This past summer, Toronto architect Shari Orenstein and creative agency rep Hesty Leibtag launched Curated on Instagram. The non-profit virtual art sale featured creators at various career stages, including painters Shelley Adler and Kris Knight, with works ranging from $250 to $5,000. Its goal was to help Canadian artists make ends meet through the pandemic, but it also allowed a lot of novice art buyers access to a market that used to be quite opaque.
It’s been a year of cancellations and postponements for the art world. But in the absence of fairs and gallery exhibitions, technology has stepped up to connect collectors – including those pondering a holiday purchase – to new work. “The pandemic has pushed for a broader, more egalitarian access to art,” says Wendy Chang, the director of Vancouver’s Rennie Collection. Her gallery has its own Instagram feed but it’s also one of many now using virtual reality technology by the app Artland to show work in vivid detail, no matter where the viewer is.
“The atmosphere of an opening night contributes so much to how people engage with the work,” says Tobin Gibson, who operates the Unit 17 gallery in Vancouver. In lieu of that in-person buzz, Gibson says virtual exhibitions provide more information, especially around cost, that encourages casual collectors to consider purchases with an immediacy lacking in the price-by-request format of many traditional shows.
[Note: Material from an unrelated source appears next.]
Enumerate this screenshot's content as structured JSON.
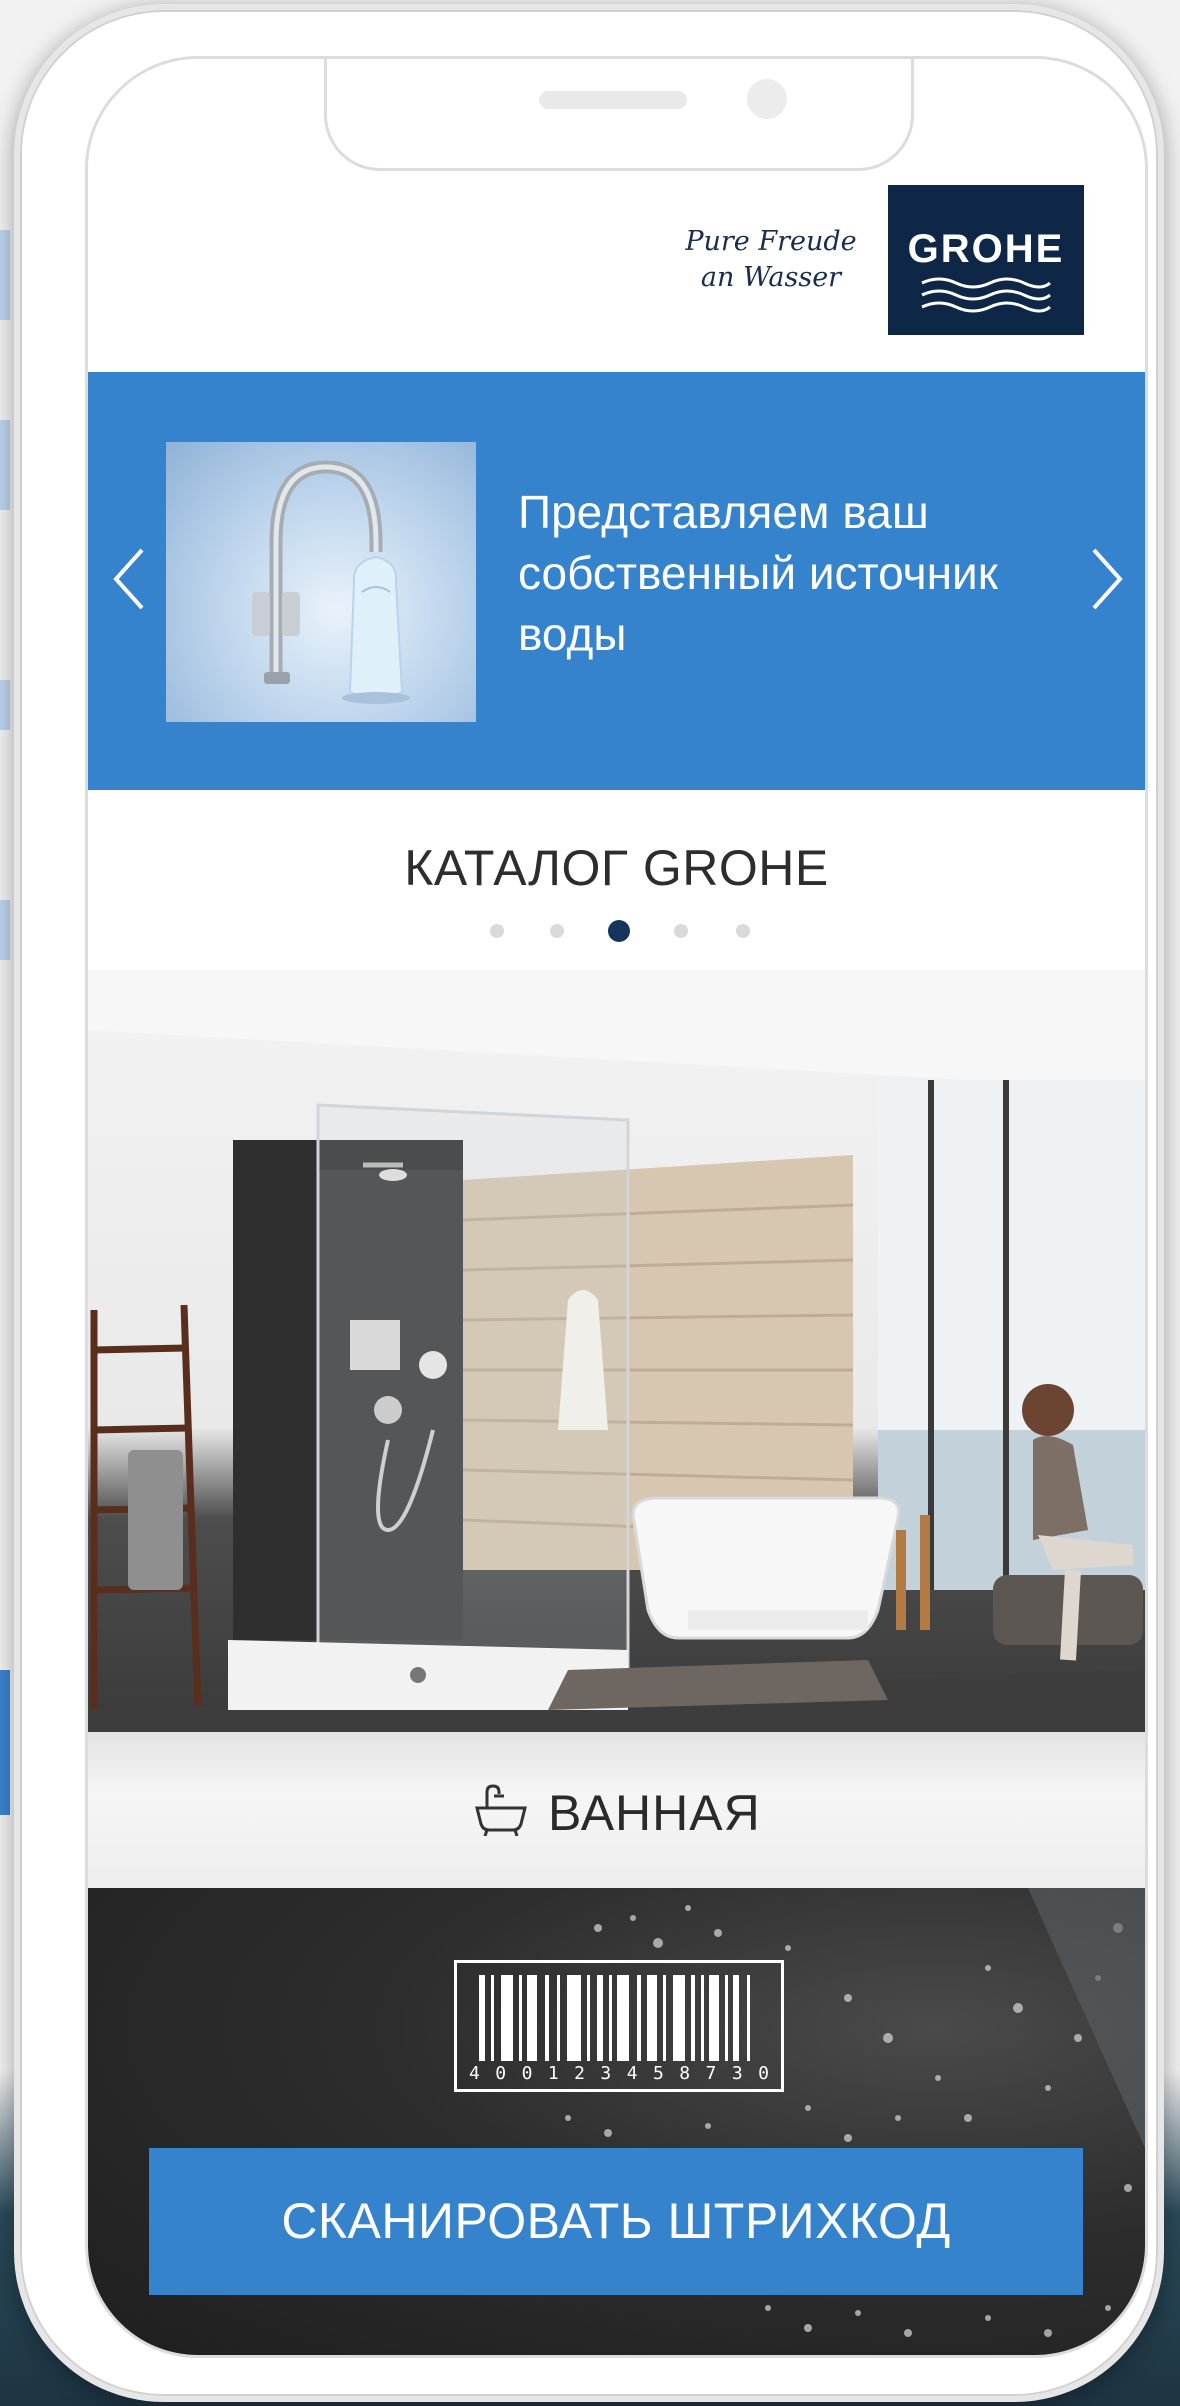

Curated’s debut resulted in 50 of the 60 exhibited works being sold, and Orenstein and Leibtag are planning to hold social media-driven sales periodically through 2021. At a time when artists need patrons, it’s fortunately never been easier to become one. – Adrienne Matei